Prince looked shaky after tea and he offered a simple catch off Lyon before De Villiers got a top-edge. The South African tail then evaporated, with bad light preventing Australia from batting.
* Darren Bravo's stylish 136 failed to save West Indies from defeat as India completed a victory by an innings and 15 runs on the fourth day of the second Test at Eden Gardens. Fast bowler Umesh Yadav took four wickets as the West Indies were all out for 463 to give India an unassailable 2-0 lead in the three-match series.
England vs Japan: Watch the moment Laura Bassett's own goal saw England knocked out of the 2015 Women's World Cup
David De Gea to Real Madrid: Manchester United goalkeeper spotted arriving at Madrid airport
Manchester United transfer news: Robin van Persie is being sold by the club without his knowledge, claims former team-mate
Wimbledon 2015: Dustin Brown knocks Rafael Nadal out of the championship
Football kits 2015/16: The good, the bad and the downright worst new shirts from around the world for next season
- 1 Nathan Collier: Montana man inspired by same-sex marriage ruling requests right to wed two wives
- 2 Amber Roof: Sister of Charleston shooting suspect Dylann Roof launches fund-raising appeal for wedding and honeymoon
- 3 'Help me I'm trapped in a factory' messages keep being found on bottles of vitamin water
- 4 Right to die: Belgian doctors rule depressed 24-year-old woman has right to end her life
- 5 BP hit with record $18.7 billion fine over Deepwater Horizon Gulf oil spill
Greece crisis: IMF was pushed around by Angela Merkel and Nicholas Sarkozy – and now it is being humiliated
Forget little green men – aliens will look like humans, says Cambridge University evolution expert
'I wish the BBC would stop calling it Islamic State' – David Cameron unleashes frustration at broadcaster
Greece crisis: The wider lesson is that it’s time to abandon this failed experiment in currencies

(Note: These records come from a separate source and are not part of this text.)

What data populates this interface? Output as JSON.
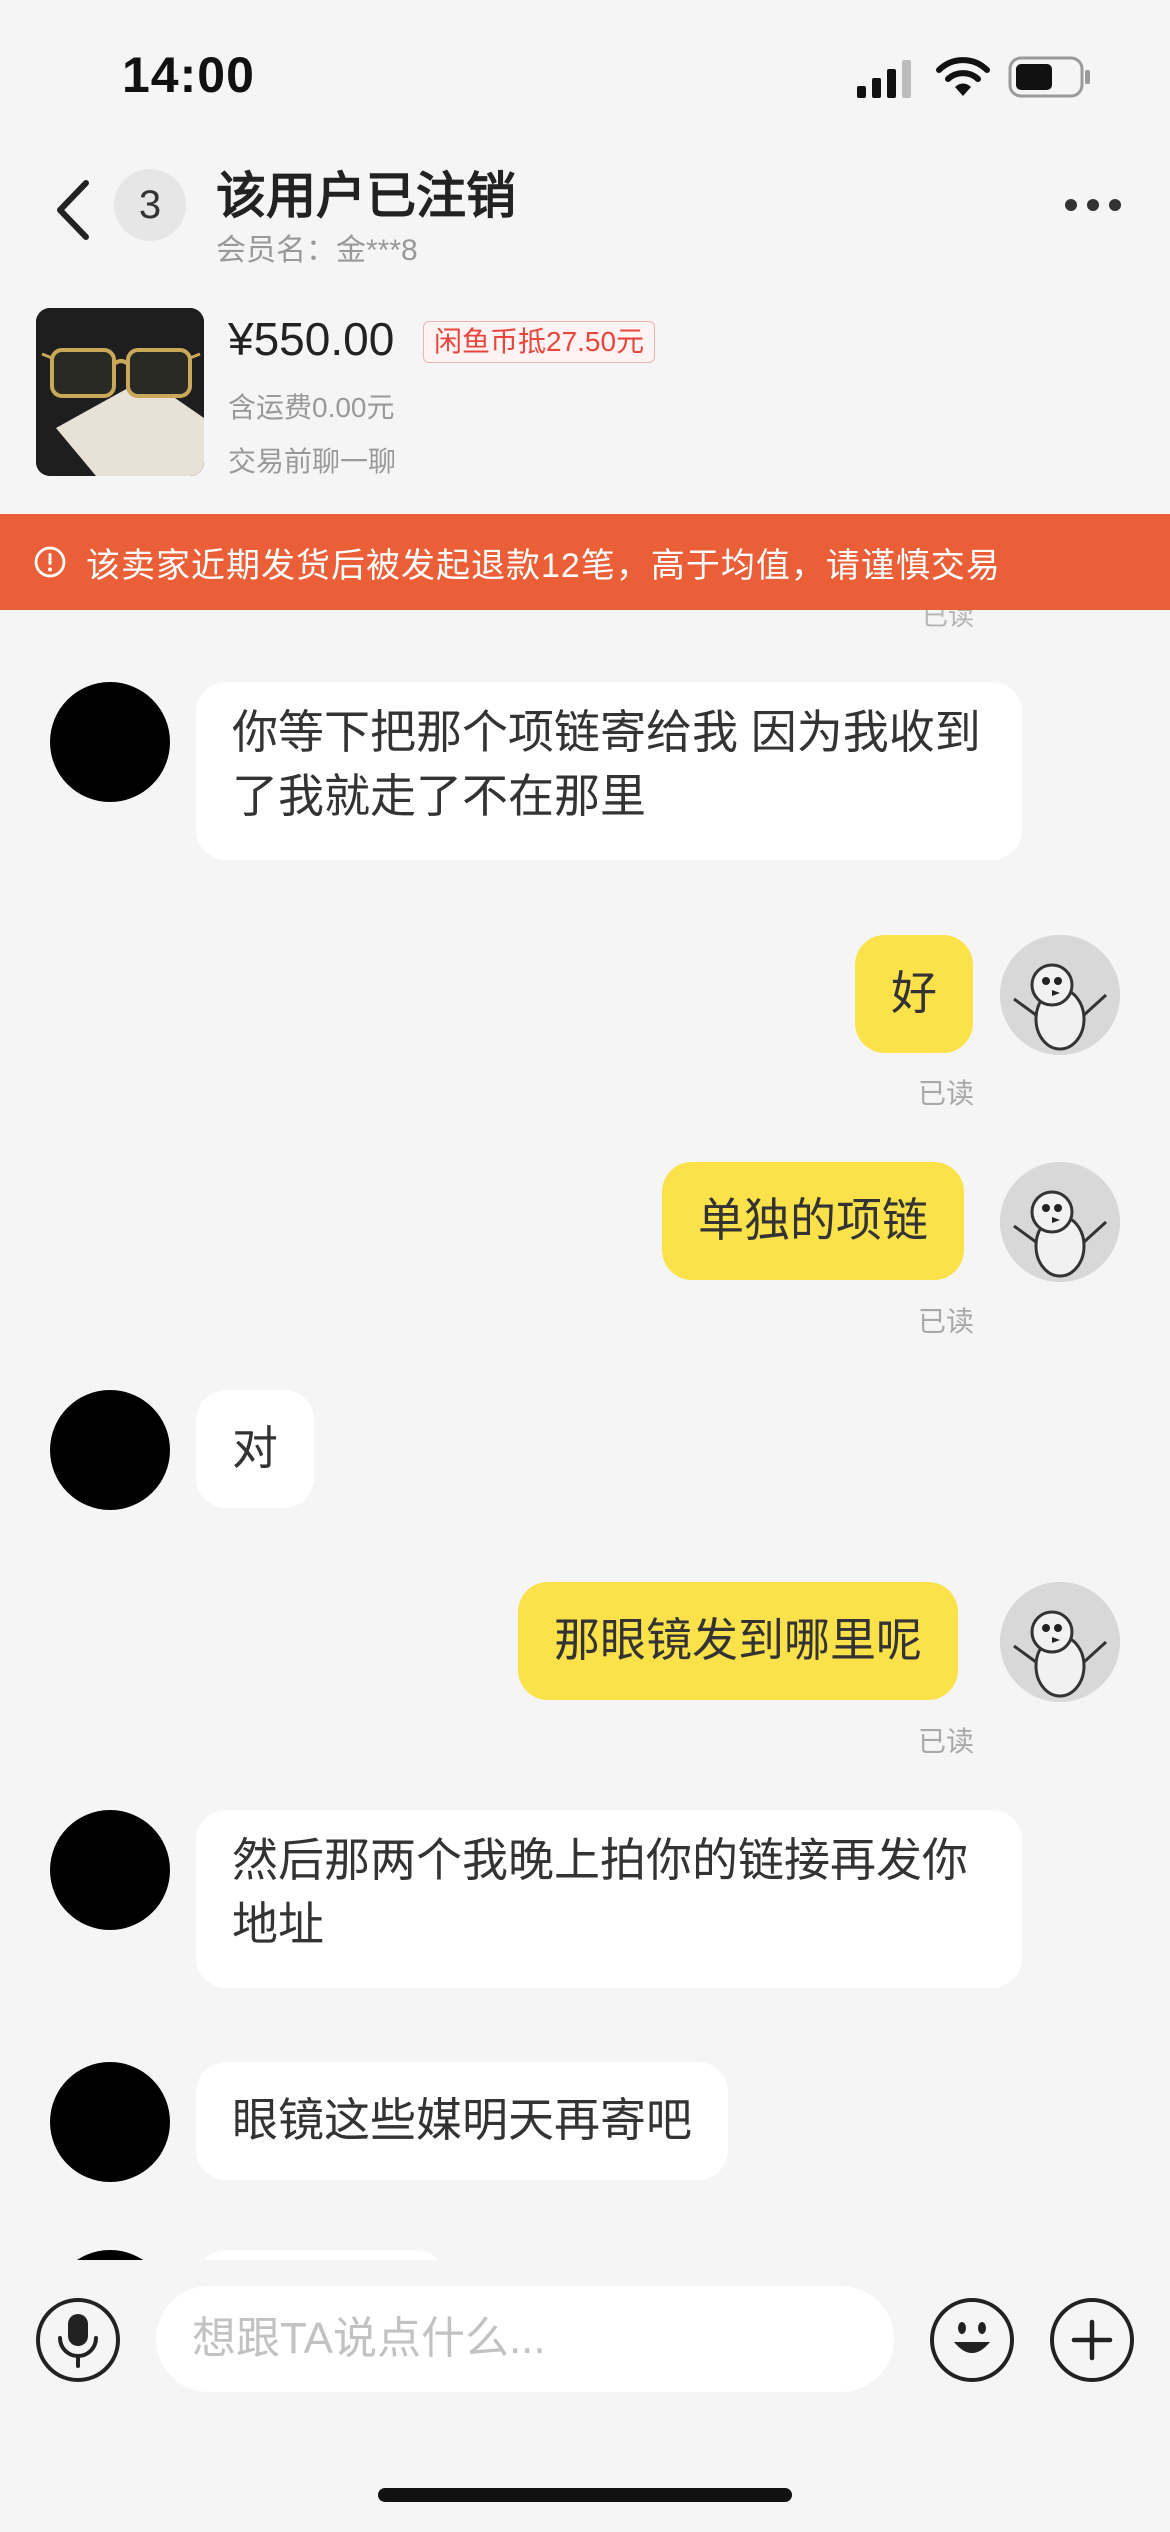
{
  "status_bar": {
    "time": "14:00"
  },
  "header": {
    "unread_count": "3",
    "title": "该用户已注销",
    "member_name": "会员名：金***8"
  },
  "product": {
    "price": "¥550.00",
    "coin_discount": "闲鱼币抵27.50元",
    "shipping": "含运费0.00元",
    "pre_trade_chat": "交易前聊一聊"
  },
  "warning": {
    "text": "该卖家近期发货后被发起退款12笔，高于均值，请谨慎交易"
  },
  "chat": {
    "peek_read": "已读",
    "messages": [
      {
        "side": "in",
        "text": "你等下把那个项链寄给我 因为我收到了我就走了不在那里"
      },
      {
        "side": "out",
        "text": "好",
        "status": "已读"
      },
      {
        "side": "out",
        "text": "单独的项链",
        "status": "已读"
      },
      {
        "side": "in",
        "text": "对"
      },
      {
        "side": "out",
        "text": "那眼镜发到哪里呢",
        "status": "已读"
      },
      {
        "side": "in",
        "text": "然后那两个我晚上拍你的链接再发你地址"
      },
      {
        "side": "in",
        "text": "眼镜这些媒明天再寄吧"
      }
    ]
  },
  "input": {
    "placeholder": "想跟TA说点什么..."
  },
  "colors": {
    "warning_bg": "#ea5f37",
    "my_bubble": "#fbe14a",
    "coin_tag_text": "#e8453c"
  },
  "icons": {
    "back": "chevron-left-icon",
    "more": "more-dots-icon",
    "warning": "exclamation-circle-icon",
    "mic": "microphone-icon",
    "emoji": "smiley-icon",
    "plus": "plus-icon"
  }
}
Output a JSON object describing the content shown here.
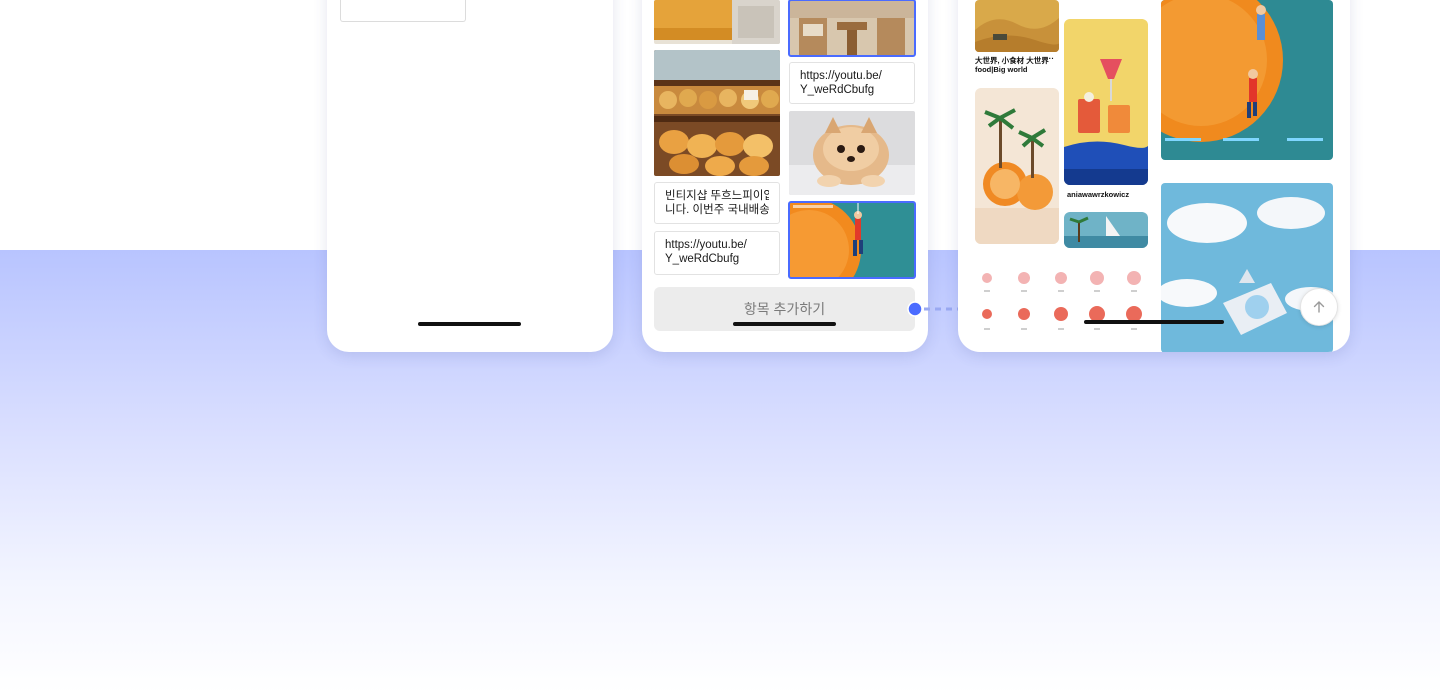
{
  "phone_middle": {
    "text_cards": [
      {
        "line1": "https://youtu.be/",
        "line2": "Y_weRdCbufg"
      },
      {
        "line1": "빈티지샵 뚜흐느피이입",
        "line2": "니다. 이번주 국내배송..."
      },
      {
        "line1": "https://youtu.be/",
        "line2": "Y_weRdCbufg"
      }
    ],
    "add_button_label": "항목 추가하기"
  },
  "phone_right": {
    "captions": {
      "big_world": {
        "line1": "大世界, 小食材 大世界",
        "line2": "food|Big world"
      },
      "username": "aniawawrzkowicz"
    },
    "more_glyph": "···"
  },
  "icons": {
    "scroll_top": "arrow-up-icon",
    "connector": "dot-connector-icon"
  },
  "colors": {
    "accent": "#4a6bff",
    "band_top": "#b8c4ff",
    "button_bg": "#ececec",
    "button_text": "#7a7a7a"
  }
}
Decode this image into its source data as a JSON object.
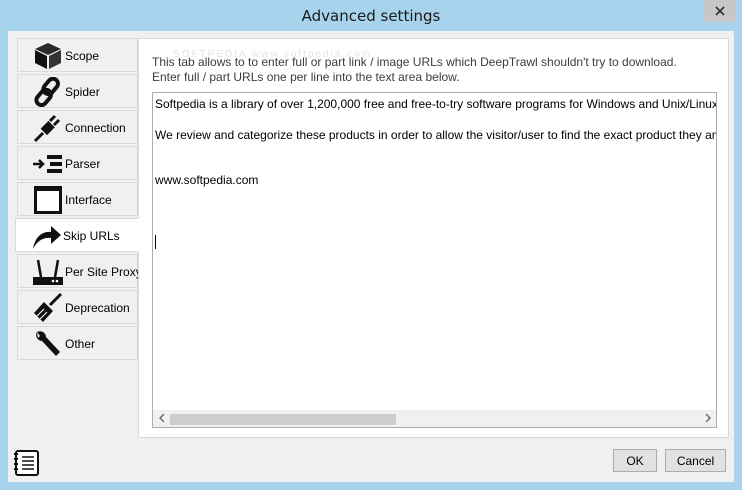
{
  "window": {
    "title": "Advanced settings",
    "close_icon": "close-icon"
  },
  "tabs": [
    {
      "id": "scope",
      "label": "Scope",
      "icon": "cube-icon",
      "active": false
    },
    {
      "id": "spider",
      "label": "Spider",
      "icon": "chain-link-icon",
      "active": false
    },
    {
      "id": "connection",
      "label": "Connection",
      "icon": "plug-icon",
      "active": false
    },
    {
      "id": "parser",
      "label": "Parser",
      "icon": "parser-arrow-icon",
      "active": false
    },
    {
      "id": "interface",
      "label": "Interface",
      "icon": "window-icon",
      "active": false
    },
    {
      "id": "skip-urls",
      "label": "Skip URLs",
      "icon": "curved-arrow-icon",
      "active": true
    },
    {
      "id": "per-site-proxy",
      "label": "Per Site Proxy",
      "icon": "router-icon",
      "active": false
    },
    {
      "id": "deprecation",
      "label": "Deprecation",
      "icon": "broom-icon",
      "active": false
    },
    {
      "id": "other",
      "label": "Other",
      "icon": "wrench-icon",
      "active": false
    }
  ],
  "panel": {
    "intro_line1": "This tab allows to to enter full or part link / image URLs which DeepTrawl shouldn't try to download.",
    "intro_line2": "Enter full / part URLs one per line into the text area below.",
    "watermark": "SOFTPEDIA www.softpedia.com",
    "textarea_value": "Softpedia is a library of over 1,200,000 free and free-to-try software programs for Windows and Unix/Linux, games,\n\nWe review and categorize these products in order to allow the visitor/user to find the exact product they and their s\n\n\nwww.softpedia.com"
  },
  "footer": {
    "notes_icon": "notes-icon",
    "ok_label": "OK",
    "cancel_label": "Cancel"
  },
  "colors": {
    "title_bar": "#a7d3ec",
    "client_bg": "#f0f0f0",
    "close_button": "#c7c7c7"
  }
}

Girl, 7, stares down hate preacher at Ohio festival with pro-LGBT rainbow flag gesture
They are neither a 'state' nor 'Islamic': Why we shouldn't call them Isis, Isil or IS